The Twins tied the game at 4-4 on a bases-loaded walk by Danny Valencia in the bottom of the sixth, but then Teixeira cranked a two-run homer just inside the right-field foul pole the next inning, and soon, once again, it was time for Rivera. Just before the game, Girardi had expressed some wariness about using the 40-year-old closer for more than three outs. "Is there trepidation about using him more than three outs? A little bit. ... We try not to do it," he had said. Then he used him for four outs -- or, more properly, five, thanks to Guccione the umpire. "I thought it was time to go Mo," Girardi explained afterwards. "It is one thing to sit up here three hours before the game and talk about what you might do and might not do. You get in a situation and you look at a match-up, and I said it is a good match-up for Mo."

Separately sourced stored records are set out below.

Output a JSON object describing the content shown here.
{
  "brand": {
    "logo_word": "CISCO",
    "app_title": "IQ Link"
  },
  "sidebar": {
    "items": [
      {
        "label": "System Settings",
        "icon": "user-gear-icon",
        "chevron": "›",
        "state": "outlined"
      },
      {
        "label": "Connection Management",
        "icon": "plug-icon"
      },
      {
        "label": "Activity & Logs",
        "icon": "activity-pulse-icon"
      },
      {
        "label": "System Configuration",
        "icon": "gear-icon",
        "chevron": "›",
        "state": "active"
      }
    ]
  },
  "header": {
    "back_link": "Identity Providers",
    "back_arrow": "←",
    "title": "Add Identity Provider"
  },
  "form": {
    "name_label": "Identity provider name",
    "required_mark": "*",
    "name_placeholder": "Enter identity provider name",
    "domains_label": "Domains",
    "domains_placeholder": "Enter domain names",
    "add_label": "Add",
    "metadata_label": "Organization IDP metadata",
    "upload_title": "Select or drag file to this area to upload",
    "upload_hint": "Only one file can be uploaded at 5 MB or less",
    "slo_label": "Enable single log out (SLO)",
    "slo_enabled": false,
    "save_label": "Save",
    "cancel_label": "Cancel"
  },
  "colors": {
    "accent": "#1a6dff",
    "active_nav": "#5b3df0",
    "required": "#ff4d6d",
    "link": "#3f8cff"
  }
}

It is both easy and tempting -- even for Twins fans, normally an upbeat lot, but one that filed out of their limestone-accented new stadium grumbling and cursing -- to look at how this game played out and assume that since it seems to be the continuation of a pattern from last October (and, in fact, from both 2003 and '04, when the Yankees beat the Twins in the ALDS, too), that the pattern will continue for two more games, and that will again be that for Minnesota. Easy, tempting, and wrong, says Derek Jeter, who at 36 seems to have less patience than ever for ideas like this -- ideas about overarching patterns and storylines that he doesn't believe exist, and probably don't. "This is an entirely different team," he said brusquely in the visitors' locker room, referring to the Twins, when someone asked him about the Yankees' recent good fortune against them. "We won Game 1. What we've done last year, three, four, five years ago, doesn't make a difference."
He is right: just because the Twins didn't appear to be different in Game 1, doesn't mean that they are not, or can't be -- deeper, more mature, more dangerous. And the Yankees are different too -- particularly Andy Pettitte, Thursday night's starter, who has won more games in the history of postseason baseball than anyone but who has pitched just three in the past two-and-a-half months, two of them rather poorly. "I'm just looking forward to, you know, making this start tomorrow and getting out there and hopefully getting going, get in a good rhythm," he said. "Hopefully get a good release point going and putting the ball where I want to put it and give us a good quality start. Hopefully."
A lot of "hopefully's," to be sure. It will be incumbent on the Twins to exploit that uncertainty, and to show that the pattern we might detect in their recent playoff history against the Yankees is merely a coincidence, if an extended one, and not how it always must be. A Game 1 loss to the Yankees' ace doesn't mean that history will again ultimately repeat itself for the Twins. Losses in both Games 1 and 2, followed by a trip to Yankee Stadium, will almost certainly ensure that it will.